On 2 January, Mint reported that EPFO would raise the EPF interest rate for the year ending 31 March 2019.
CBT is the apex decision-making body of EPFO, with representatives of employees, employers and the government, and headed by the labour minister.
Gangwar said the retirement fund body had done all the calculations and it would not go into deficit because of the rate hike.
Asked why EPFO went ahead with a hike when it could have managed with the status quo, the minister said it is EPFO’s duty to take care of the interests of its subscribers.
“In the current market, where interest rates are falling, maintaining a 8.65% interest rate is a challenge," said Amarpal Chaddha, partner (tax) at consulting firm EY.
After an 8.65% payout this fiscal, EPFO will be left with a surplus of only ₹151 crore—below the levels maintained earlier. In 2017-18, the surplus was ₹586 crore.
“The best part is we are not running a deficit, but it would have been better to have a bigger surplus as a cushion for next year. But you have to see things in context, and it’s an election year," said an EPFO official, who declined to be named.
Last year, when EPFO announced an 8.55% interest rate—a five-year low then—Gangwar had justified the move saying, “in 2016-17, after we paid an interest rate of 8.65%, EPFO had a surplus of ₹695 crore and this year (2017-18), after we reached a rate of 8.55%, the surplus was ₹586 crore", indicating strained finances were the reason behind a lower payout.
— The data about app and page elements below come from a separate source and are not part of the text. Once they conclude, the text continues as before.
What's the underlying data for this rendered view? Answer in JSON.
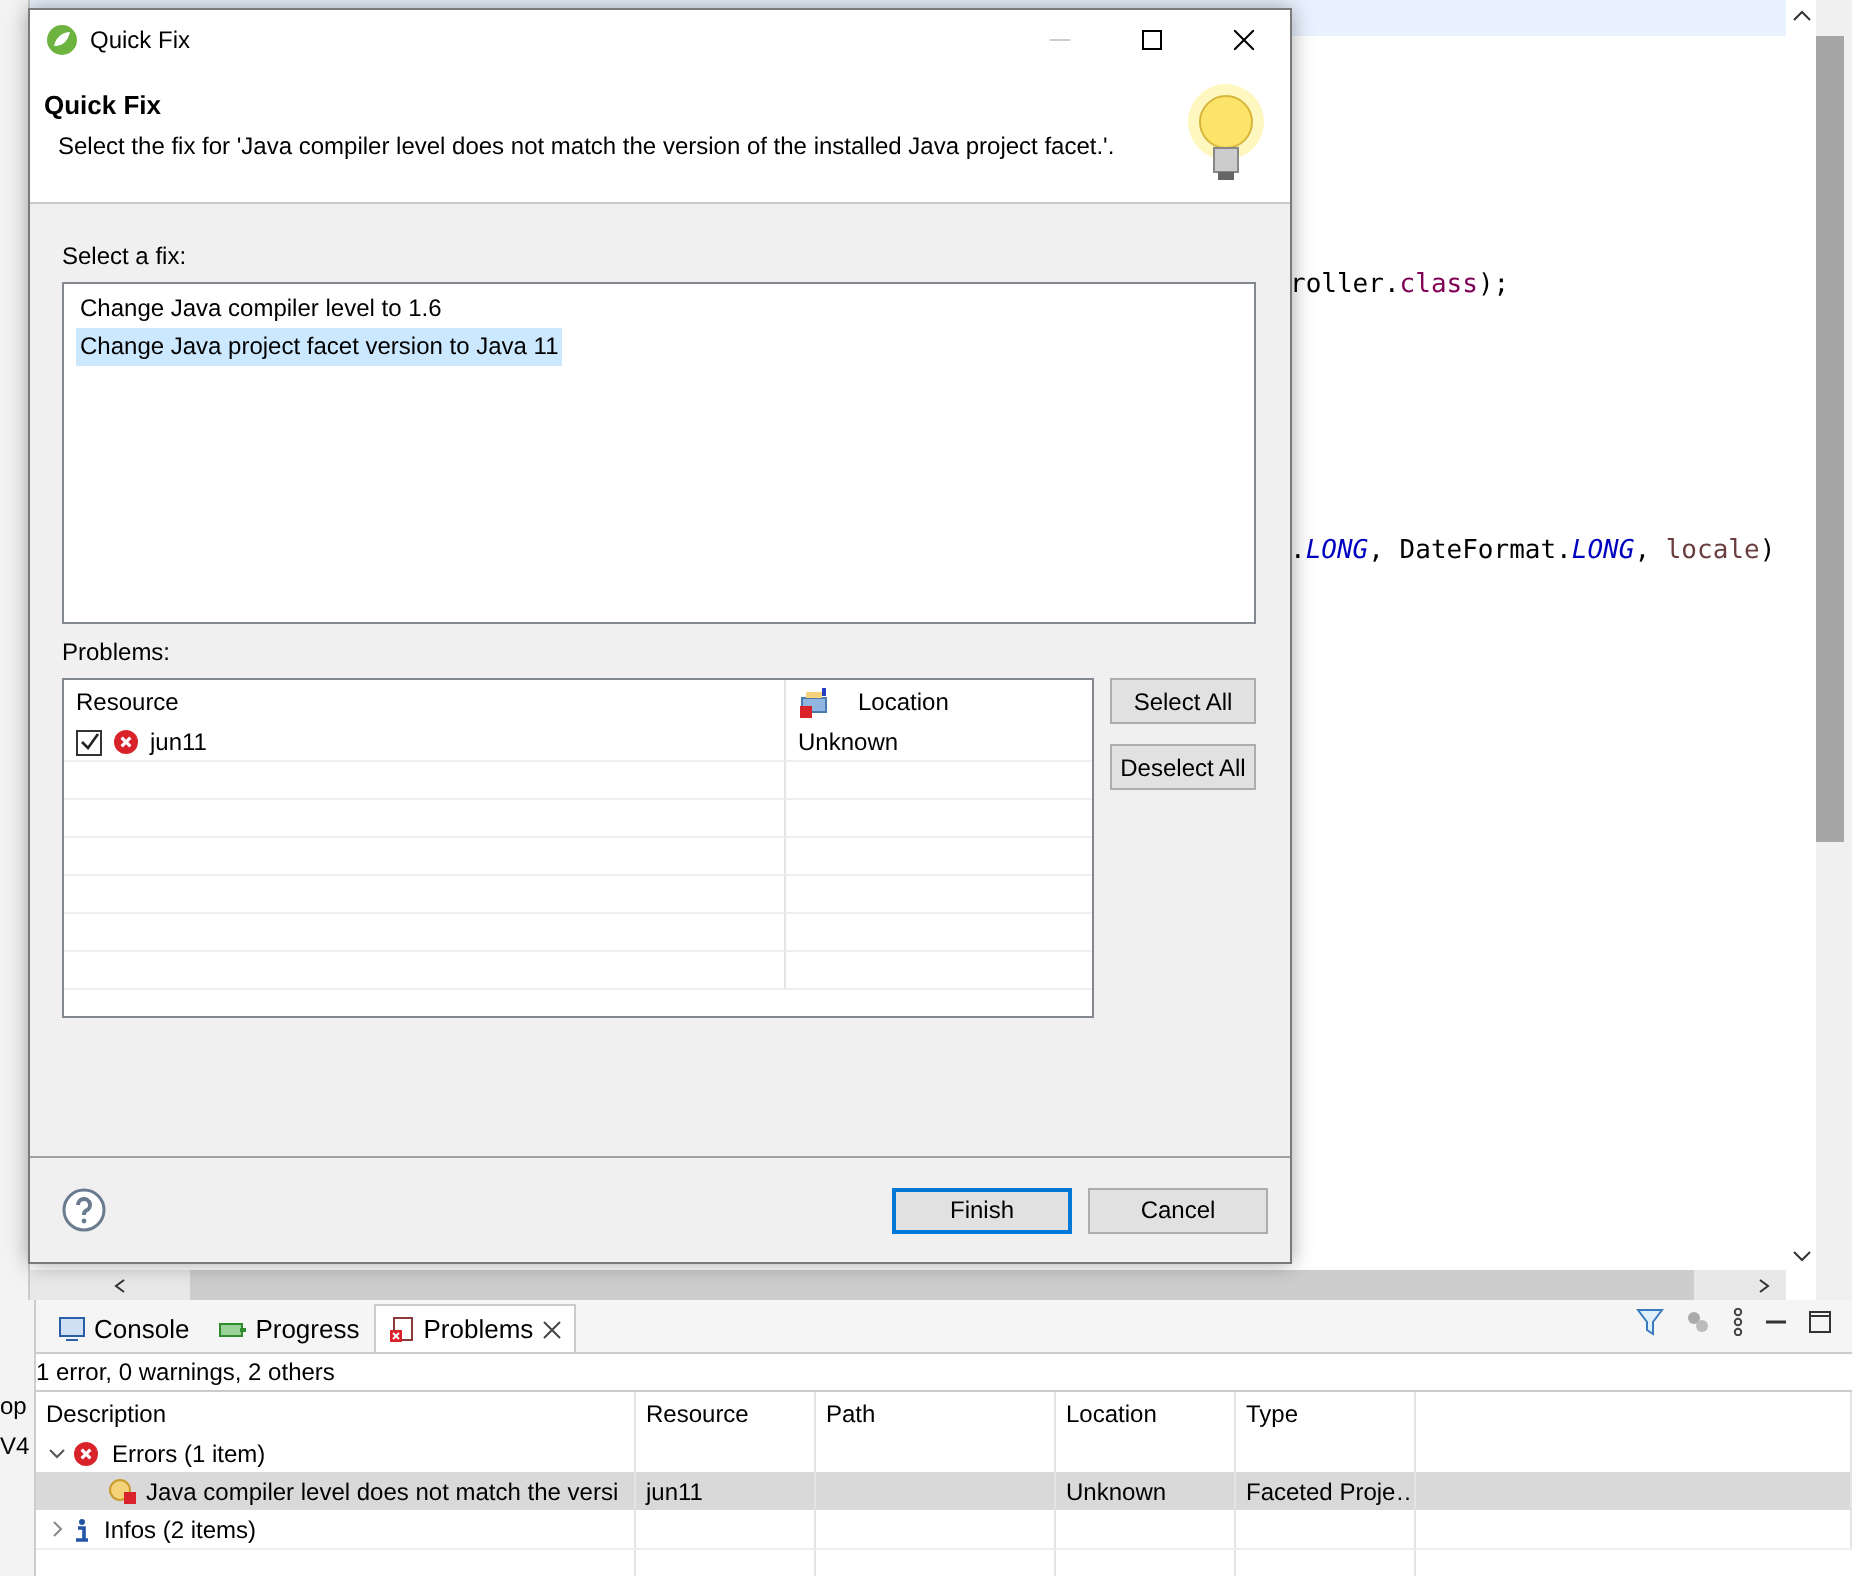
{
  "editor": {
    "lines": [
      {
        "segments": [
          {
            "text": "roller.",
            "kind": "plain"
          },
          {
            "text": "class",
            "kind": "keyword"
          },
          {
            "text": ");",
            "kind": "plain"
          }
        ]
      },
      {
        "segments": [
          {
            "text": ".",
            "kind": "plain"
          },
          {
            "text": "LONG",
            "kind": "constant"
          },
          {
            "text": ", DateFormat.",
            "kind": "plain"
          },
          {
            "text": "LONG",
            "kind": "constant"
          },
          {
            "text": ", ",
            "kind": "plain"
          },
          {
            "text": "locale",
            "kind": "variable"
          },
          {
            "text": ")",
            "kind": "plain"
          }
        ]
      }
    ]
  },
  "side_fragments": [
    "op",
    "V4"
  ],
  "dialog": {
    "title": "Quick Fix",
    "heading": "Quick Fix",
    "description": "Select the fix for 'Java compiler level does not match the version of the installed Java project facet.'.",
    "fix_label": "Select a fix:",
    "fixes": [
      {
        "label": "Change Java compiler level to 1.6",
        "selected": false
      },
      {
        "label": "Change Java project facet version to Java 11",
        "selected": true
      }
    ],
    "problems_label": "Problems:",
    "problems_table": {
      "columns": [
        "Resource",
        "Location"
      ],
      "rows": [
        {
          "checked": true,
          "resource": "jun11",
          "location": "Unknown"
        }
      ]
    },
    "side_buttons": [
      "Select All",
      "Deselect All"
    ],
    "buttons": [
      {
        "label": "Finish",
        "default": true
      },
      {
        "label": "Cancel",
        "default": false
      }
    ]
  },
  "bottom_panel": {
    "tabs": [
      {
        "label": "Console",
        "selected": false
      },
      {
        "label": "Progress",
        "selected": false
      },
      {
        "label": "Problems",
        "selected": true
      }
    ],
    "summary": "1 error, 0 warnings, 2 others",
    "columns": [
      "Description",
      "Resource",
      "Path",
      "Location",
      "Type"
    ],
    "groups": [
      {
        "kind": "error",
        "label": "Errors (1 item)",
        "expanded": true,
        "children": [
          {
            "description": "Java compiler level does not match the versi",
            "resource": "jun11",
            "location": "Unknown",
            "type": "Faceted Proje…",
            "selected": true
          }
        ]
      },
      {
        "kind": "info",
        "label": "Infos (2 items)",
        "expanded": false
      }
    ]
  }
}
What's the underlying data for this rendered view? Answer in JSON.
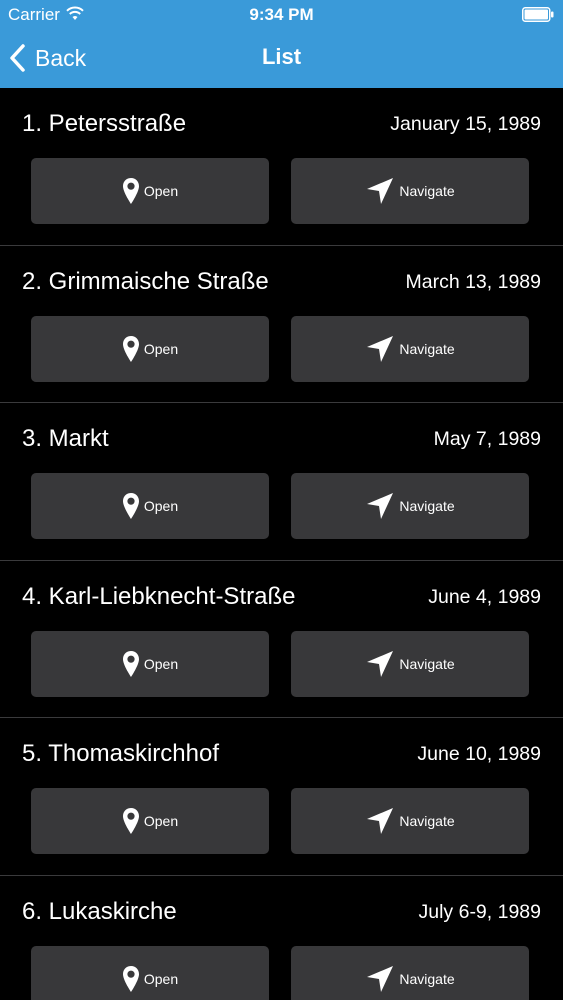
{
  "status_bar": {
    "carrier": "Carrier",
    "time": "9:34 PM"
  },
  "nav": {
    "back_label": "Back",
    "title": "List"
  },
  "colors": {
    "header": "#3a9ad9",
    "background": "#000000",
    "button": "#38383a"
  },
  "items": [
    {
      "title": "1. Petersstraße",
      "date": "January 15, 1989",
      "open_label": "Open",
      "navigate_label": "Navigate"
    },
    {
      "title": "2. Grimmaische Straße",
      "date": "March 13, 1989",
      "open_label": "Open",
      "navigate_label": "Navigate"
    },
    {
      "title": "3. Markt",
      "date": "May 7, 1989",
      "open_label": "Open",
      "navigate_label": "Navigate"
    },
    {
      "title": "4. Karl-Liebknecht-Straße",
      "date": "June 4, 1989",
      "open_label": "Open",
      "navigate_label": "Navigate"
    },
    {
      "title": "5. Thomaskirchhof",
      "date": "June 10, 1989",
      "open_label": "Open",
      "navigate_label": "Navigate"
    },
    {
      "title": "6. Lukaskirche",
      "date": "July 6-9, 1989",
      "open_label": "Open",
      "navigate_label": "Navigate"
    }
  ]
}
Overall, EPFO manages a corpus of over ₹11 trillion. In 2017-18, it had fresh accruals of ₹1.31 trillion. In the year ending March 2019, the annual deposit is pegged at ₹1.46 trillion. From the annual deposits, the fund manager invests 15% in equity and the rest in debt instruments, including government and corporate bonds.
The EPFO rate hike needs the finance ministry’s approval.
Though CBT took a call on the interest rate, it shelved a decision on another key issue: hiking the minimum assured pension from the present ₹1,000 to ₹2,000.
Asked if EPFO was losing money on its investments in the troubled Infrastructure Leasing and Financial Services Ltd (IL&FS), central provident fund commissioner Sunil Barthwal said he was in touch with the finance ministry and “as of now, EPFO has not suffered any loss due to interest or capital invested in IL&FS bonds".